### Your goal
Each entry below needs to be copied exactly, with nothing dropped.

### Supplied records
━━━━━━━━━━━━━━━━
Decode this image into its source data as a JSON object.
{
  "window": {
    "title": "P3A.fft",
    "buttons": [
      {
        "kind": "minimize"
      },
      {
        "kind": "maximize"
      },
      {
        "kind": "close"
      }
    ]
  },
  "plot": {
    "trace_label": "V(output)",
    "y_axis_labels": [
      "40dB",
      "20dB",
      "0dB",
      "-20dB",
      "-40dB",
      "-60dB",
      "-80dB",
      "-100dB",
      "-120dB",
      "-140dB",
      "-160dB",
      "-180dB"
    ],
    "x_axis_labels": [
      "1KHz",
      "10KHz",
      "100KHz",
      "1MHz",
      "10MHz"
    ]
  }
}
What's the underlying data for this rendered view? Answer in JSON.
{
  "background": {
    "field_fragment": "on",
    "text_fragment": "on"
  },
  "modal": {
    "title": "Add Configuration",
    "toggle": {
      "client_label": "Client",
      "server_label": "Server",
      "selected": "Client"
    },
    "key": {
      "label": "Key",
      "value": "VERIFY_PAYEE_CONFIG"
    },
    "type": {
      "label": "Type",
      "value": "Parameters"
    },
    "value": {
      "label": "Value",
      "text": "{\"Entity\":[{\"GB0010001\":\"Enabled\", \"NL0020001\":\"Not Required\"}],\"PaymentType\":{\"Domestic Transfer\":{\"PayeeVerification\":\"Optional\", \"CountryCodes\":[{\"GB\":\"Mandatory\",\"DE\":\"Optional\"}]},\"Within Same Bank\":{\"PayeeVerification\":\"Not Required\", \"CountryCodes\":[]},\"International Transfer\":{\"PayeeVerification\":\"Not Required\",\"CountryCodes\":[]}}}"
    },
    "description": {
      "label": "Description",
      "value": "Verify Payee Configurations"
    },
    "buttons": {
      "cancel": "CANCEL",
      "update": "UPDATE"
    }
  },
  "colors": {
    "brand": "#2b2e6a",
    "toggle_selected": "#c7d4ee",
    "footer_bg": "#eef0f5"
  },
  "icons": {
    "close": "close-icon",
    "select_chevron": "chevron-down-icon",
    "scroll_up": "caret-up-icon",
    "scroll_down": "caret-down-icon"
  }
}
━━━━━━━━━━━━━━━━
### Reply to the exercise
Decode this image into its source data as a JSON object.
{
  "window": {
    "title": "P3A.fft",
    "buttons": [
      {
        "kind": "minimize"
      },
      {
        "kind": "maximize"
      },
      {
        "kind": "close"
      }
    ]
  },
  "plot": {
    "trace_label": "V(output)",
    "y_axis_labels": [
      "40dB",
      "20dB",
      "0dB",
      "-20dB",
      "-40dB",
      "-60dB",
      "-80dB",
      "-100dB",
      "-120dB",
      "-140dB",
      "-160dB",
      "-180dB"
    ],
    "x_axis_labels": [
      "1KHz",
      "10KHz",
      "100KHz",
      "1MHz",
      "10MHz"
    ]
  }
}
What's the underlying data for this rendered view? Answer in JSON.
{
  "background": {
    "field_fragment": "on",
    "text_fragment": "on"
  },
  "modal": {
    "title": "Add Configuration",
    "toggle": {
      "client_label": "Client",
      "server_label": "Server",
      "selected": "Client"
    },
    "key": {
      "label": "Key",
      "value": "VERIFY_PAYEE_CONFIG"
    },
    "type": {
      "label": "Type",
      "value": "Parameters"
    },
    "value": {
      "label": "Value",
      "text": "{\"Entity\":[{\"GB0010001\":\"Enabled\", \"NL0020001\":\"Not Required\"}],\"PaymentType\":{\"Domestic Transfer\":{\"PayeeVerification\":\"Optional\", \"CountryCodes\":[{\"GB\":\"Mandatory\",\"DE\":\"Optional\"}]},\"Within Same Bank\":{\"PayeeVerification\":\"Not Required\", \"CountryCodes\":[]},\"International Transfer\":{\"PayeeVerification\":\"Not Required\",\"CountryCodes\":[]}}}"
    },
    "description": {
      "label": "Description",
      "value": "Verify Payee Configurations"
    },
    "buttons": {
      "cancel": "CANCEL",
      "update": "UPDATE"
    }
  },
  "colors": {
    "brand": "#2b2e6a",
    "toggle_selected": "#c7d4ee",
    "footer_bg": "#eef0f5"
  },
  "icons": {
    "close": "close-icon",
    "select_chevron": "chevron-down-icon",
    "scroll_up": "caret-up-icon",
    "scroll_down": "caret-down-icon"
  }
}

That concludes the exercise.